A film by Bob Hercules
Joffrey Mavericks of American Dance, written and directed by Bob Hercules, is something of a valentine to Robert Joffrey’s iconic and very American ballet company but also a history lesson. Unlike Wim Wenders recent dance documentary, PINA (which offers a more oblique view of dance seen through a filmmaker’s eye) Hercules’ Joffrey has all the standard techniques you would expect in documentary covering the dance company: a full inventory of historic clips, interviews with former Joffrey Ballet luminaries, and camera shots that float over photographs that chronicle the company from the 50s to the present. It is narrated in a voice over by Mandy Patinkin. The story telling is particularly good (especially in the coverage of the early years) and often the personal narratives are moving indeed.
Known now as The Joffrey Ballet of Chicago, the company continues to be a unique American dance phenomenon. Audiences over a more than 50 year history have been captivated by the company’s eclecticism and its ability to overcome repeated economic and artistic adversity and survive reinvention. In the ballet world, they have been the little engine that could. Now ensconced and thriving in Chicago, where the industrial and agricultural heartland of America merge, they finally feel more like an American dance phenomenon than ever before.
The producers, Una Jackman and Eric Mann Ramis, began the filming process in 2008 when Gerald Arpino, the company’s original cofounder was still alive. He appears in only a few brief sections of the film. And while the whole history of The Joffrey Ballet is condensed here, it is the early years of the company that garner most of the attention and interest. The quick edits push the narrative along, often too quickly. The film clocks in at fleet 82 minutes. It was edited by Melissa Sterne.
Of great interest are the sections of historic footage of Joffrey working in rehearsal with Leonide Massine and Kurt Jooss during preparations for the ballets Parade and The Green Table respectively. Those reconstructions along with Rite of Spring were both seen regularly here in Los Angeles. Missing are references to Joffrey’s important versions of Cranko’s, Romeo and Juliet and Ashton’s, La Fille Mal Gardée . Both were milestones for the company which ventured infrequently into the realm of the big classical story ballets.

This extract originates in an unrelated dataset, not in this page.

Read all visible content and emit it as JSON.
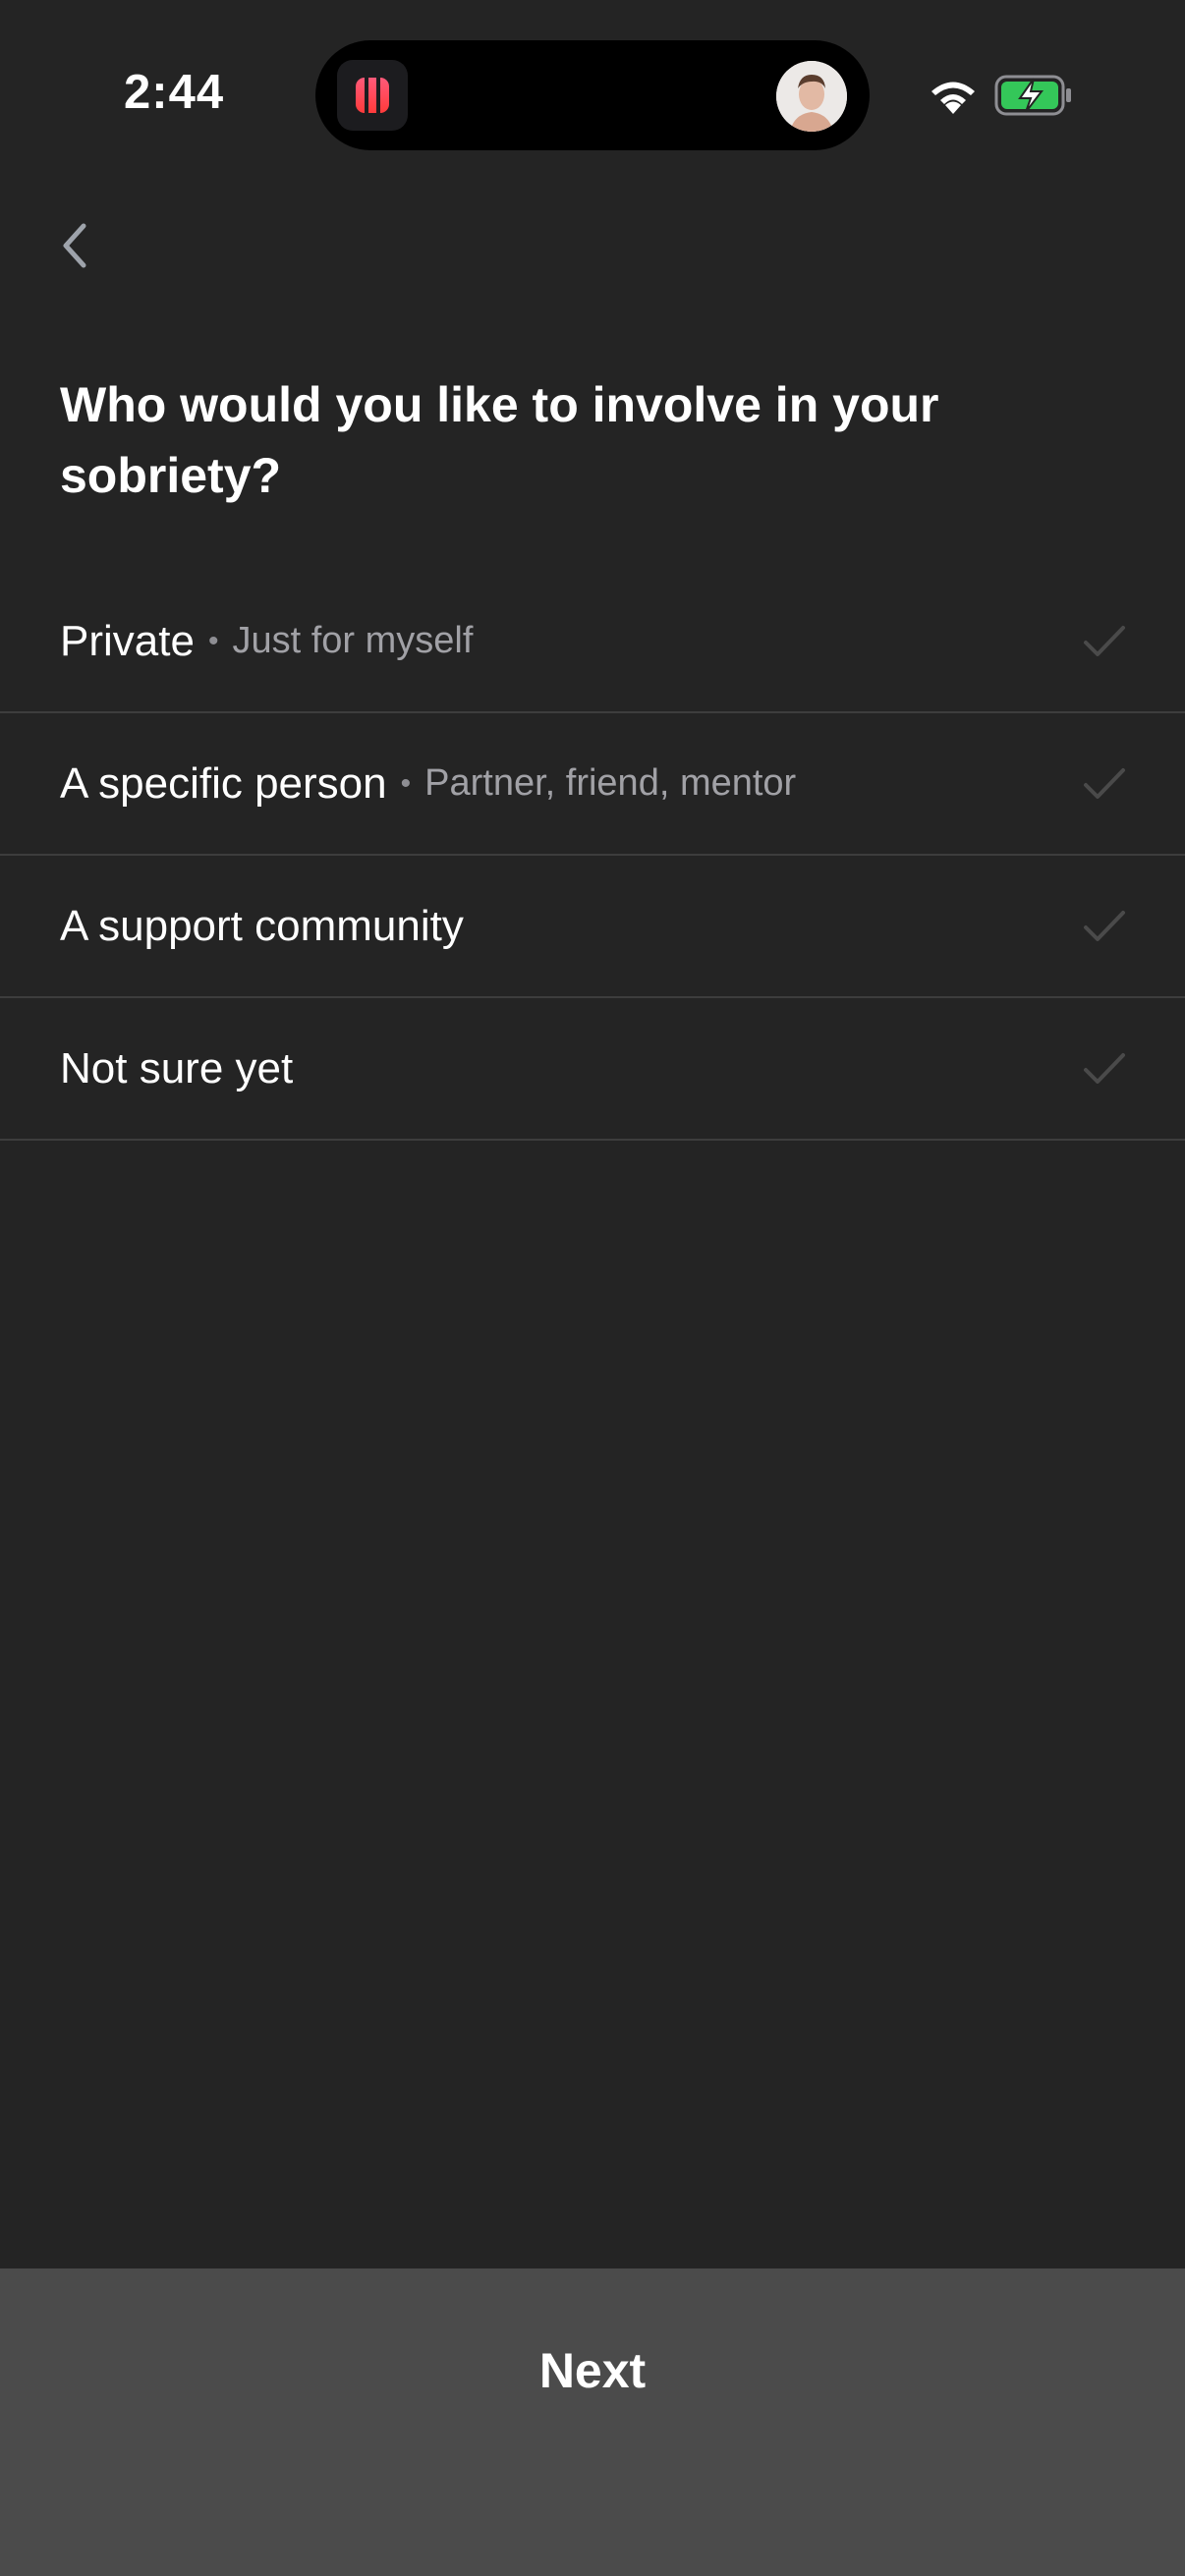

A significant part of the narrative revolves around interviews with former Joffrey dancers Gary Chryst, Trinette Singleton and Christian Holder all of whom danced with the company during the 60s and 70s. It was this era and especially Gerald Arpino’s counterculture ballet Trinity (1970) and Robert Joffrey’s masterful multimedia ballet, Astarte ( 1967) that finally gave the struggling company a secure persona and a viable commercial brand. These events are particularly well told here. Chryst and Holder are especially engaging on camera, delivering comments that are both entertaining and thoughtful. Company biographer, Sasha Anawalt, who was also extensively interviewed, proved a less appealing speaker. Her excellent book, The Joffrey Ballet: Robert Joffrey and the Making of an American Ballet Company, provided a basic script for the film. It was originally published in 1996 and is being reissued as an e book to coincide with the release of the documentary. Others interviewed included: Helgi Tomasson, Anna Kisselgoff, Mark Goldweber, Ashley Wheater , Adam Sklute and Kevin McKenzie.

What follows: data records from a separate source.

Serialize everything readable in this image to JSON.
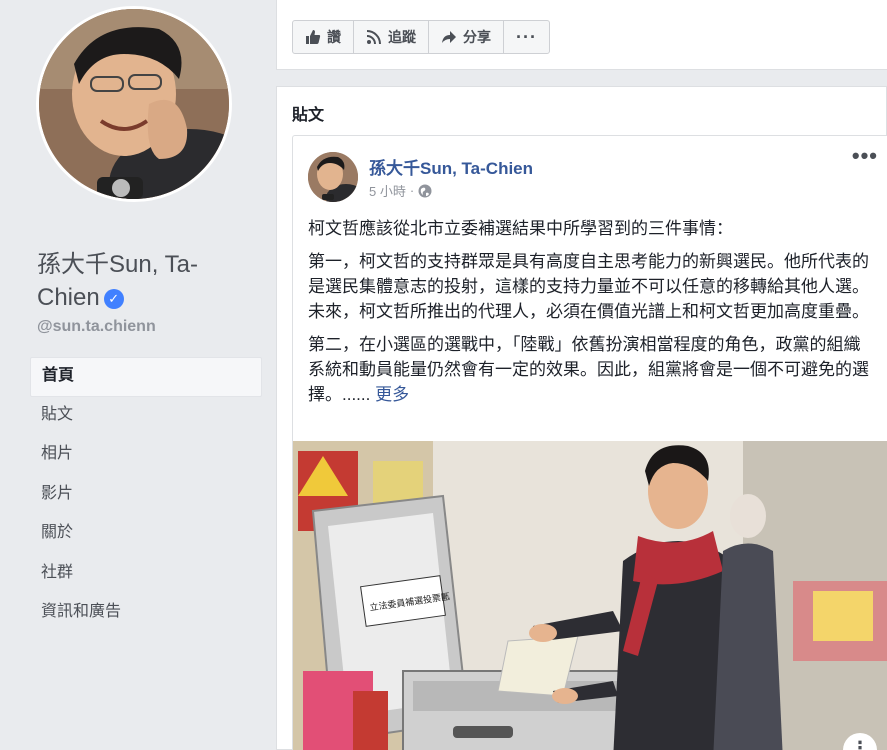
{
  "profile": {
    "name": "孫大千Sun, Ta-Chien",
    "handle": "@sun.ta.chienn"
  },
  "nav": {
    "items": [
      {
        "label": "首頁",
        "active": true
      },
      {
        "label": "貼文"
      },
      {
        "label": "相片"
      },
      {
        "label": "影片"
      },
      {
        "label": "關於"
      },
      {
        "label": "社群"
      },
      {
        "label": "資訊和廣告"
      }
    ]
  },
  "actions": {
    "like_label": "讚",
    "follow_label": "追蹤",
    "share_label": "分享",
    "more_label": "···"
  },
  "posts": {
    "title": "貼文",
    "post": {
      "author": "孫大千Sun, Ta-Chien",
      "time": "5 小時",
      "paragraphs": [
        "柯文哲應該從北市立委補選結果中所學習到的三件事情：",
        "第一，柯文哲的支持群眾是具有高度自主思考能力的新興選民。他所代表的是選民集體意志的投射，這樣的支持力量並不可以任意的移轉給其他人選。未來，柯文哲所推出的代理人，必須在價值光譜上和柯文哲更加高度重疊。",
        "第二，在小選區的選戰中，「陸戰」依舊扮演相當程度的角色，政黨的組織系統和動員能量仍然會有一定的效果。因此，組黨將會是一個不可避免的選擇。......"
      ],
      "more_link": "更多",
      "ballot_box_label": "立法委員補選投票匭"
    }
  },
  "colors": {
    "link": "#365899",
    "background": "#e9ebee",
    "verified": "#4080ff"
  }
}
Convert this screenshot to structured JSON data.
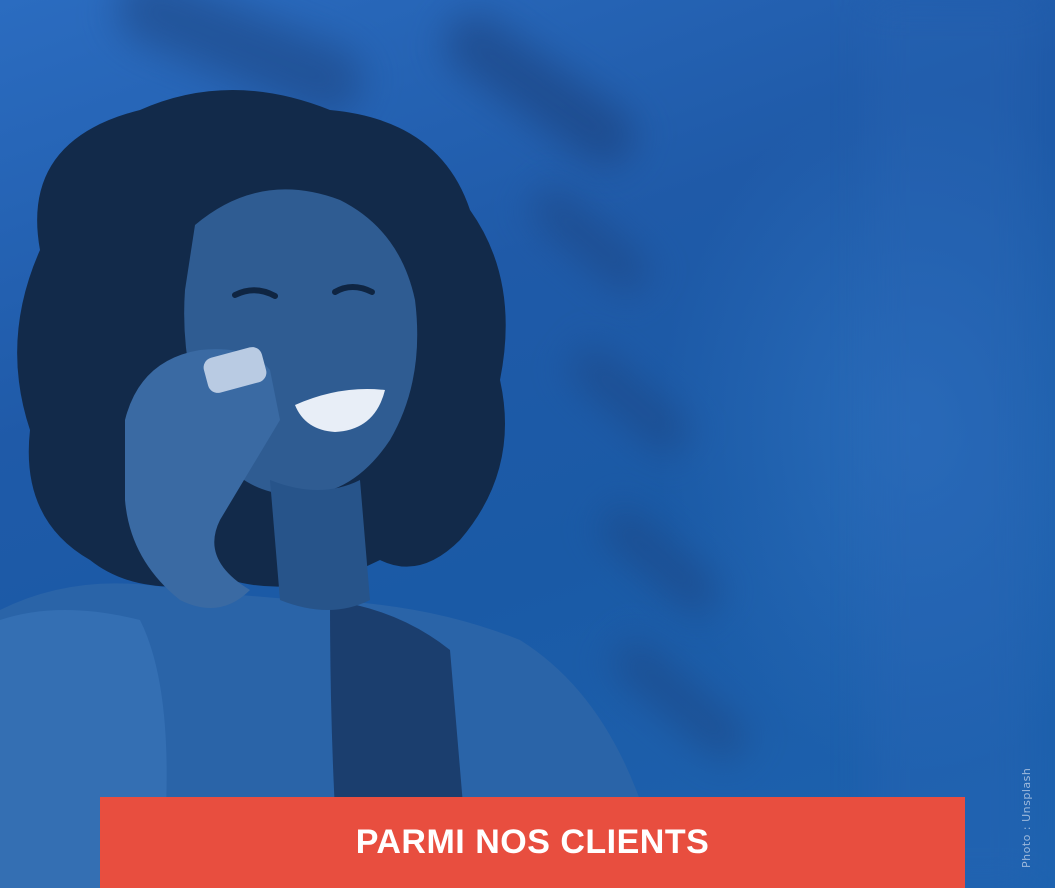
{
  "hero": {
    "photo_description_icon": "woman-on-phone-photo",
    "tint_color": "#1f5aa8"
  },
  "banner": {
    "label": "PARMI NOS CLIENTS",
    "color": "#e84e3f"
  },
  "credit": {
    "text": "Photo : Unsplash"
  }
}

Hercules’ workmanlike documentary will go a long way toward making us more aware of the Joffrey Ballet and its significant contributions to dancemaking. In particular, the nostalgia for that era of American dance during which Joffrey and Arpino, with their plucky, do-it-yourself pioneering, comes across in all its originality. For a time these choreographers and their dancers were at the center new ballet. In a few years that mantle would shift to Europe but it was Robert Joffrey’s powerful little company that helped push those changes and open new frontiers for ballet.
(The film is in release through Hybrid Cinema. You can find additional information on the documentary through http://www.hybridcinemareleasing.com/ and at http://www.joffreymovie.com Writer/Director Robert Hercules also has in release the film Bill T. Jones-A Good Man and has directed videos for the launch of Obama’s 2008 presidential campaign as well as the 2006 documentary, Senator Obama Goes to Africa.)